The 2010 drama Conviction tells the true story of Betty Ann Waters, a woman who tirelessly worked for eighteen years to free her wrongly convicted brother, Kenny. Betty Ann is portrayed by Oscar winner Hilary Swank with Sam Rockwell playing Kenny. Without the strong cast, which also includes Melissa Leo (a multiple Oscar nominee), Minnie Driver (Oscar nominee), Juliette Lewis (Oscar nominee) and Peter Gallagher, Conviction would have been tailor made for a Lifetime movie of the week. Despite being heavy handed at times, the movie is very watchable and compelling.
In 1980 an elderly woman is found brutally murdered in her home. Kenny, who is a neighbor of the woman, is questioned for the crime, but released due to lack of evidence and an alibi for the time of the murder. Two years later Kenny is arrested and convicted of the murder based on testimony of two ex-girlfriends who say he told them he did it. Betty Ann, who is a high-school drop-out, is determined to not let her brother spend the rest of his life in prison for a crime she knows he did not commit. She studies for her GED, enrolls in college, and eventually law school. It all takes years, and her quest destroys her marriage and strains her relationship with her two sons.
Betty Ann’s determination is unwavering. When DNA evidence becomes a new factor in exonerating innocent convicts, Betty Ann sets her sights on collecting blood samples from the crime. She enlists the newly founded Innocence Project to help her. Barry Scheck (Gallagher), eventually takes the case, and the pair set off the find the evidence. An unexpected setback leads Betty Ann to confront the ex-girlfriends. She is sure they were coerced into their testimony by a corrupt cop (Leo). As one of the girlfriends, Juliette Lewis is very believable as a burned out drug addict who is unsure if she should help or not. The other girlfriend, played by Clea Duvall, is the mother of Kenny’s daughter who he hasn’t seen since she was a baby. Betty Ann is desperate to get to the truth and repair the daughter’s relationship with Kenny.
While the material is very compelling, the storytelling is by the numbers. There are few surprises or twists and turns. However, since it is based on a true story it is nice that they kept fairly close to true events. Though reading about the case online, there were a few interesting elements left out, which is a surprise since they could have added a little more drama to the story. The real stand out of the movie is Sam Rockwell. He is excellent as Kenny. He goes from the fun loving but screwed up trouble maker to hardened convict with convincing ease. Overall I would say the movie is good but not great.
The only special feature on the Blu-ray is a conversation between the real Betty Ann and the film’s director Tony Goldwyn. The conversation between the two is interesting and provides some insight into the movie. It’s actually a reminder that the movie should have had a little more individuality instead of playing like a movie of the week.

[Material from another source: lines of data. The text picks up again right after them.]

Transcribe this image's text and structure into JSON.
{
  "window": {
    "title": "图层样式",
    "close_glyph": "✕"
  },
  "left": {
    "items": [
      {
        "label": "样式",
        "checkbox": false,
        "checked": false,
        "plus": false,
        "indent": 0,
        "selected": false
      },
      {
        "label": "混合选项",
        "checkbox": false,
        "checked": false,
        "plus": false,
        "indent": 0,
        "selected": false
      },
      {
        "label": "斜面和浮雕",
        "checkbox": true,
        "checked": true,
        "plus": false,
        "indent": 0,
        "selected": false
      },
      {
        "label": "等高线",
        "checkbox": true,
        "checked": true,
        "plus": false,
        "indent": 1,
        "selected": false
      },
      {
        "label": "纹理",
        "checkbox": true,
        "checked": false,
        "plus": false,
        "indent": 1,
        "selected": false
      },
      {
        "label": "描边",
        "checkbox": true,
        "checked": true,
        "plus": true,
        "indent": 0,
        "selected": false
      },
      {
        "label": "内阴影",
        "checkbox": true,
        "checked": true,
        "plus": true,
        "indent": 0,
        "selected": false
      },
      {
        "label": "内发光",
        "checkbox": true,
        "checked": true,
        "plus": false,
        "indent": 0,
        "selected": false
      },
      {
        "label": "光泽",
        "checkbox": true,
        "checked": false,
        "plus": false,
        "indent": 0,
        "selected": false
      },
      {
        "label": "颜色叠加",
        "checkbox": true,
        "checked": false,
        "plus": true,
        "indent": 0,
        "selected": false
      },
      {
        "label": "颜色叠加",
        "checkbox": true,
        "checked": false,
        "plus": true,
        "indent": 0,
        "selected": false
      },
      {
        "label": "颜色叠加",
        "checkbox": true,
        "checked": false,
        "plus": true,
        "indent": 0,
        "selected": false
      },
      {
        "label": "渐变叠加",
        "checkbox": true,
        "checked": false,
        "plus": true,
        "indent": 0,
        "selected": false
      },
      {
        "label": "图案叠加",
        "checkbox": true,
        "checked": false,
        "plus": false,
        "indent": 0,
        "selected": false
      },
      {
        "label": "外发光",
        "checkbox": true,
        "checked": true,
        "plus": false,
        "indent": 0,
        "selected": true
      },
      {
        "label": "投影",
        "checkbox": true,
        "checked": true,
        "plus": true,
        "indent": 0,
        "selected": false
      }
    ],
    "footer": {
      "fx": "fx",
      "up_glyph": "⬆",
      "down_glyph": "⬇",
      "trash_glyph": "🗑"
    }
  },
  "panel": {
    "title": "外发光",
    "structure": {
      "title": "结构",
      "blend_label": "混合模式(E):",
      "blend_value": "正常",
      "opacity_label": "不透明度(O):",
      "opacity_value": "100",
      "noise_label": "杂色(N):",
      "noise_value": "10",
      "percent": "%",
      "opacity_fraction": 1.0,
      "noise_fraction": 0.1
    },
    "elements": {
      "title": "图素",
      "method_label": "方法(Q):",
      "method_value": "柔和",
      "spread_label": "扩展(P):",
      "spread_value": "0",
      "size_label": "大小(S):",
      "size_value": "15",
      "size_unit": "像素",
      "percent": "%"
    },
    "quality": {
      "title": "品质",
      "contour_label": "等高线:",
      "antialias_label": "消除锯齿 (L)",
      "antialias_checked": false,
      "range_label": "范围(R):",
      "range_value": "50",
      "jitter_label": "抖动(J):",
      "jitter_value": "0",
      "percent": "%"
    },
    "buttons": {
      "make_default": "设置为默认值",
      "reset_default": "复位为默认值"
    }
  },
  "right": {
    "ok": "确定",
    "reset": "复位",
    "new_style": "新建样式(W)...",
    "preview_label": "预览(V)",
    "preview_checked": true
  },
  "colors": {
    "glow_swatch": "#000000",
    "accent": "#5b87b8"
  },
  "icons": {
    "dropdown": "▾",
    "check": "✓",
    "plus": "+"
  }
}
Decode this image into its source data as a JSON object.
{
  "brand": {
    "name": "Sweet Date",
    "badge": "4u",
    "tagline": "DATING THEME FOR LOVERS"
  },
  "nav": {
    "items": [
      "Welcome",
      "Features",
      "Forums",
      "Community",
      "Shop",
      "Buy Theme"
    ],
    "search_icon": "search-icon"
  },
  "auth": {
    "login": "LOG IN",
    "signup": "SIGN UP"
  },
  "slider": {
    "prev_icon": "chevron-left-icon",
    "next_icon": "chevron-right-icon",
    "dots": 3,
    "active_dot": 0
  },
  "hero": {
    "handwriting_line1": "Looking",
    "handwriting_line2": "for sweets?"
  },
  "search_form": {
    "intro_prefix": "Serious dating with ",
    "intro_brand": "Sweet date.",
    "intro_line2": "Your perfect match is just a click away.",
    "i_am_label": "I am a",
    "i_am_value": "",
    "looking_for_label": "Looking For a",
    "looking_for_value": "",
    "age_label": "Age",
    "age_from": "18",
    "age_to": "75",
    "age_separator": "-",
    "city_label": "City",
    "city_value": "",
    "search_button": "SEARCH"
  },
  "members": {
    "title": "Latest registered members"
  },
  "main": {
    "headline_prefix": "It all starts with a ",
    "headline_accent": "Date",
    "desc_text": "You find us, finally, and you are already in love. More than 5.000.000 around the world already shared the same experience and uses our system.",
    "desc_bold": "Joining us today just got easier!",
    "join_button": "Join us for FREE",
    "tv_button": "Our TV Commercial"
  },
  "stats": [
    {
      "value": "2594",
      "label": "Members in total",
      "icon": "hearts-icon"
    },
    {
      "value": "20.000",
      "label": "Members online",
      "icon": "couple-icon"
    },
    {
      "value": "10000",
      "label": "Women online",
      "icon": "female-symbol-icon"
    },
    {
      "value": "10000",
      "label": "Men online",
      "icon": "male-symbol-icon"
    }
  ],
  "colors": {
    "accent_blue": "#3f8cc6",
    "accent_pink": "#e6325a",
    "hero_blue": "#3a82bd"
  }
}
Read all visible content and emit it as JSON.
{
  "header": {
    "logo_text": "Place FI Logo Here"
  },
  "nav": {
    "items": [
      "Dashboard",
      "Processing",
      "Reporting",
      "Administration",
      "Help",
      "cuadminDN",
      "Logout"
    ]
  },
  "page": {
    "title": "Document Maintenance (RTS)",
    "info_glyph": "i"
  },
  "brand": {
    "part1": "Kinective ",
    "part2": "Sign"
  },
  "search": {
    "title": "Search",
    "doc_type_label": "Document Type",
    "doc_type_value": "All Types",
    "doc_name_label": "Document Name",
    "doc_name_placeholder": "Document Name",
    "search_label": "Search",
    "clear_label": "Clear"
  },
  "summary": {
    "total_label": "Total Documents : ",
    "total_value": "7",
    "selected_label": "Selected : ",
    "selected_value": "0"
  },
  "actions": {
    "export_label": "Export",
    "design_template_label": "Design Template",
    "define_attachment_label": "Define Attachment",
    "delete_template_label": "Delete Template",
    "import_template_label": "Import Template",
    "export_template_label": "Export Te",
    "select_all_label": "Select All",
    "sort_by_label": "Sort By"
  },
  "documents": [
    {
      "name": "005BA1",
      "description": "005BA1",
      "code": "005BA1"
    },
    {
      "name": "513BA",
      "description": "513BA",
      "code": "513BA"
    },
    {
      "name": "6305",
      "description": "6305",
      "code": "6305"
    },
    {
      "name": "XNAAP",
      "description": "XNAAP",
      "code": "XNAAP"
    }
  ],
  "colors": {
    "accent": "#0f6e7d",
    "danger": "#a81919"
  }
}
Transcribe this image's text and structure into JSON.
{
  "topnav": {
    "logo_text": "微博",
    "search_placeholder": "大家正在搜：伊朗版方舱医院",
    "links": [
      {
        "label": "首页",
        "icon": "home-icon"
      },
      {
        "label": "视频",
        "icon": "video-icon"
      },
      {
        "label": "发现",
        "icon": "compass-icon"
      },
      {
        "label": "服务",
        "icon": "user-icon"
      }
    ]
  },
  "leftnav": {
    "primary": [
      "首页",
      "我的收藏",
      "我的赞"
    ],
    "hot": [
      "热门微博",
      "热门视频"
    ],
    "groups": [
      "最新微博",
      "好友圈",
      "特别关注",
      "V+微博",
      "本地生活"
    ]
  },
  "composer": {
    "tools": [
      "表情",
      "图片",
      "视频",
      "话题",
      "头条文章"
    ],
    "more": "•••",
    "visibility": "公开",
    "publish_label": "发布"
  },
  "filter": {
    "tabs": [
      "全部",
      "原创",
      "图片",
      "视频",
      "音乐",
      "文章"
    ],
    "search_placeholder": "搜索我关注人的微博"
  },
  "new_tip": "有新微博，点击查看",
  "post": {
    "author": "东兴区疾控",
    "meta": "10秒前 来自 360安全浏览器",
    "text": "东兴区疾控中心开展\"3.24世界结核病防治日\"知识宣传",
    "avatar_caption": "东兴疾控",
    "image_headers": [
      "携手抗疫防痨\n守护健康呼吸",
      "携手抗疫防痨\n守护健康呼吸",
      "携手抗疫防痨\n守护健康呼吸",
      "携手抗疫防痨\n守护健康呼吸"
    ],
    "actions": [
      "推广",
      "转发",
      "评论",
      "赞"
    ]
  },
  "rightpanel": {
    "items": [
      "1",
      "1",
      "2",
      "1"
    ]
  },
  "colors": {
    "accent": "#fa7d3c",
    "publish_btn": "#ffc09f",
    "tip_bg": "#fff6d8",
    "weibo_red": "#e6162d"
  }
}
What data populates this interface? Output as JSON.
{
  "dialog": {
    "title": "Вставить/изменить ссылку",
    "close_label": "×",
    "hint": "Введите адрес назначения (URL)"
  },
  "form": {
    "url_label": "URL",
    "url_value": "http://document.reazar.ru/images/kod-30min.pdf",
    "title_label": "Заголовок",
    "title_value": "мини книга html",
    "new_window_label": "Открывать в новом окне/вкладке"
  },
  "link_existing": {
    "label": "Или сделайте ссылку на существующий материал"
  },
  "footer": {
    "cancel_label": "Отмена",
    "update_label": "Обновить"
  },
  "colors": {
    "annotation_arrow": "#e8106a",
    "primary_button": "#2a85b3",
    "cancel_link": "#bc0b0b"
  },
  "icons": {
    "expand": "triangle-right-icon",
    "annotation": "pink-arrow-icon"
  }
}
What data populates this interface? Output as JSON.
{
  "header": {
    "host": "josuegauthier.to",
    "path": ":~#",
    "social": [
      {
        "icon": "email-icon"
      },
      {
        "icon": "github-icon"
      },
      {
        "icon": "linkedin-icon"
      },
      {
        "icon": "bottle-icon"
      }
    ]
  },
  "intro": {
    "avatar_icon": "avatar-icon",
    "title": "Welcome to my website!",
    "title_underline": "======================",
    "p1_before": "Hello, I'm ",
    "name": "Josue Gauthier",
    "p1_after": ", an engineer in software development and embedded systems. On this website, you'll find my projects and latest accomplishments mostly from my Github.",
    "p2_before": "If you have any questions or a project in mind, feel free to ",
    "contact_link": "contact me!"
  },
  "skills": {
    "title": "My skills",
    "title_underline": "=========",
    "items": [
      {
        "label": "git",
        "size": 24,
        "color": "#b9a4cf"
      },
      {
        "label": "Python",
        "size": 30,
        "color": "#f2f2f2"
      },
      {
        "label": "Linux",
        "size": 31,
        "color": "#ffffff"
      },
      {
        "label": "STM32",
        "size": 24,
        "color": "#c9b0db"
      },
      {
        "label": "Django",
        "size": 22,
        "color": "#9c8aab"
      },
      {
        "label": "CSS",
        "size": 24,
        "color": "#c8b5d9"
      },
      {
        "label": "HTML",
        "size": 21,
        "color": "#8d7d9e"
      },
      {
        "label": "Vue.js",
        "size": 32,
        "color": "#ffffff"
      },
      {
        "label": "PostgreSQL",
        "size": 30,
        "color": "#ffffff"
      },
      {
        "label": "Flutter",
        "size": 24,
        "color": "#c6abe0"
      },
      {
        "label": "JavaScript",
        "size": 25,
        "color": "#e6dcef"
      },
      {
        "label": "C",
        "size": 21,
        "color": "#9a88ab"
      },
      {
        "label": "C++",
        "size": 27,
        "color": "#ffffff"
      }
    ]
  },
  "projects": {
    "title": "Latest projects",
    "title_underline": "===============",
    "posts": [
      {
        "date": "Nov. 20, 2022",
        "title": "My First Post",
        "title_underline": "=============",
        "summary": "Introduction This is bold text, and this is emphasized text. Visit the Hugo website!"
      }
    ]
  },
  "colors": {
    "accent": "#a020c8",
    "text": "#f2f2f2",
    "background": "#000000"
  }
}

These are real and unique people and some of that was stripped away from them in the conventional way the story played out.
Conviction is framed at 1.85:1 and looks very good on Blu-ray. The 1080p AVC-encoded transfer is very sharp and free of defects. The movie doesn’t really feature a wide variety of settings, so there are no particularly stunning highlights visually. Most of the movie takes place in working class neighborhoods, courtrooms, and prison. There are not a lot of chances to show off the format’s capabilities. But detail is still strong in the overall plain looking presentation.
The soundtrack of Conviction is mostly dialogue, a quiet score, and not much else. The 5.1 DTS-HD Master Audio sounds good in that the dialogue is crisp. The score never gets in the way of the spoken words. Not much subwoofer activity except for a few noisy bar scenes early in the movie. Same goes for the rear speakers, which kick in quietly for occasional louder scenes. Like the visuals, this movie has a straightforward audio presentation and that’s all it needs to tell the story.
There is only one extra feature, but it definitely is interesting. A ten minute interview between the director Tony Goldwyn and the real Betty Anne Waters reminds us that Conviction is based on true events. There are some very sad facts about what happened in real life after the movie’s story ends. Though it is short, the interview adds some real emotion to what we have seen depicted in the movie.